MENDOCINO Co, CA, 8/16/22 – There’s smoke in the air in Mendocino County this week, according to a public service announcement from the Mendocino County Air Quality Management District on Monday night. Air monitors around the county show particulate matter concentrations with air quality ranging from “Good” to “Unhealthy for Sensitive Groups,” forecasted to continue through Friday.
The current smoke impacts to Mendocino County are caused by the Six Rivers Lightning Complex fire and surrounding wildfires in Northern California, the air district reported. The Six Rivers fire began 10 days ago and had spanned 21,609 acres as of Tuesday morning; Cal Fire said the blaze was 19 percent contained at that time.
The air district forecasted that triple-digit heat inland with a decrease in humidity and shifting winds would mean “widespread haze and moderate smoke impacts” for most of the county this week. Conditions on the Mendocino coast are currently “Good” but residents may experience episodes of air quality that is “Unhealthy for Sensitive Groups” through the week; inland, the air quality should range from “Moderate” to “Unhealthy for Sensitive Groups.”
“Fire weather conditions with persistent high pressure may bring impacts of ‘Unhealthy’ air and smoke accumulation to valley areas,” the air district warned.
Conditions may improve over the weekend, according to the announcement, which also forecasted “unpredictable smoke impacts to air quality followed by multiple periods of some relief through the next few days.” Residents can find up-to-date, town-specific air quality readings using the Fire and Smoke Map from AirNow.
Mendocino’s air district advised that heavy concentrations of smoke can cause eye and throat irritation, coughing, and difficulty breathing. When air quality conditions are “Unhealthy,” all residents should limit prolonged or heavy-exertion activities outdoors.

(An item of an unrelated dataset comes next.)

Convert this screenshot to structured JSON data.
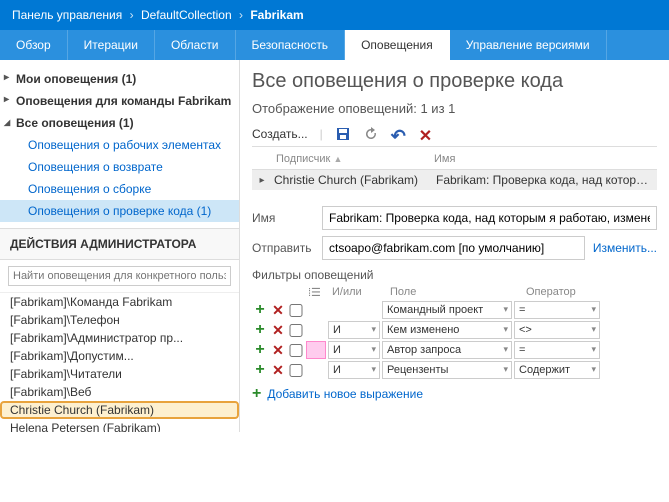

The air district also advised that facial coverings used to slow the spread of COVID-19 provide little protection against wildfire smoke, but that these general precautions can help:
- Minimize or stop outdoor activities, especially exercise.
- Stay indoors with windows and doors closed as much as possible.
- Do not run fans that bring smoky outdoor air inside – examples include swamp coolers, whole-house fans, and fresh air ventilation systems.
- Run your air-conditioner only if it does not bring smoke in from the outdoors. Change the standard air conditioner filter to a medium or high efficiency filter. If available, use the “recirculate” or “recycle” setting on the unit.
- Consider creating a clean air room at home using a purchased or DIY HEPA air purifier. More information is provided on the CDC’s air quality page and you can learn how to build your own in our tutorial from 2020.
- Do not smoke, fry food, or do other things that will create indoor air pollution.
- If you have lung disease (including asthma) or heart disease, closely monitor your health and contact your doctor if you have symptoms that worsen.
- Consider leaving the area until smoke conditions improve if you have repeated coughing, shortness of breath, difficulty breathing, wheezing, chest tightness or pain, palpitations, nausea, unusual fatigue, or lightheadedness. If your symptoms are persistent or severe, call a medical provider to determine whether to seek medical attention.
Mendocino County Air Quality Management District continuously monitors air quality in our area, reporting particulate matter and ozone concentrations hourly online and updating current conditions under “Air Quality for Mendocino.” For additional information, click on an air quality index range, or the colored tabs below the map.